Energy companies in the FTSE 100 scored the highest rating in reference to risk of litigation, averaging 7.75 out of 10. This was closely followed by travel (7.5) and pharmaceutical companies (7.5), partly driven by the heightened risk of providing consumer services and products and operating in an environmentally sensitive area, which was only recently demonstrated by BP being sued £3bn for the Gulf of Mexico oil spill. Finance companies also scored highly (7), which could be down to increased market volatility and heavy regulation, following the recent banking crisis.
Almost two thirds (62%) of the FTSE 100 have previously been sued or initiated legal action, highlighting the increasingly litigious environment, and with 65% of the FTSE 100 having US offices and 88% global operations, this inclination to sue could get worse in line with the highly litigious nature of the US and complexities of international legal requirements.

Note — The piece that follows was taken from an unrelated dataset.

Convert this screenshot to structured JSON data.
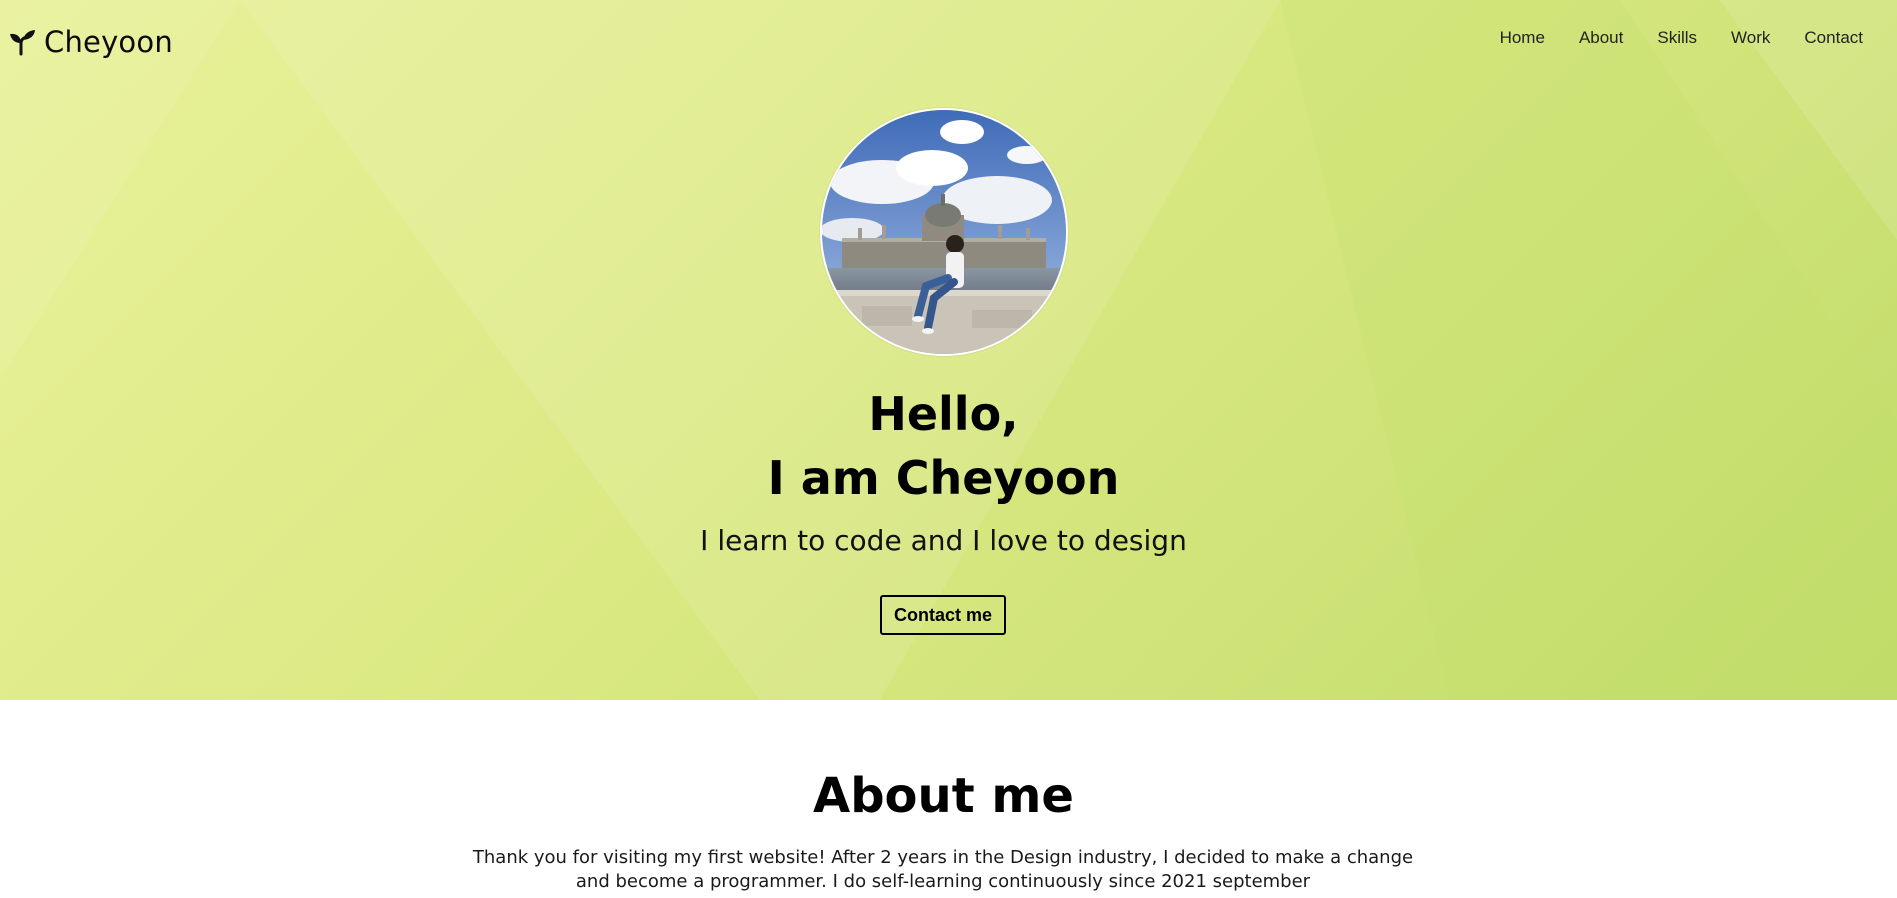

92% of the FTSE 100 were found to have disparate information channels across the business e.g. twitter, email and paper, and with the growing use of non-searchable multimedia platforms like YouTube and technologies which move data outside the organisation, such as cloud computing, organisations could be storing up a huge problem if requested to provide information to meet legal requirements.
Almost a quarter (21%) of FTSE 100 companies have a lower share price today than they did a year ago, indicating increased pressure from shareholders to improve the financial position of the company. In line with Fulbright’s 2009 Litigation Trends Report which revealed that “repercussions from the economic downturn are chief among the reasons for expecting more litigation”, increased financial pressure could imply these FTSE 100 companies are more inclined to take out legal action for cases that otherwise might be more easily resolved.
Only 12% of FTSE 100 companies were judged to be ‘low risk’, with real estate and retail companies amongst the lucky few. With international budget cuts affecting revenue opportunities and diminishing consumer spending power, these organisations could however find themselves rapidly moving into higher risk categories.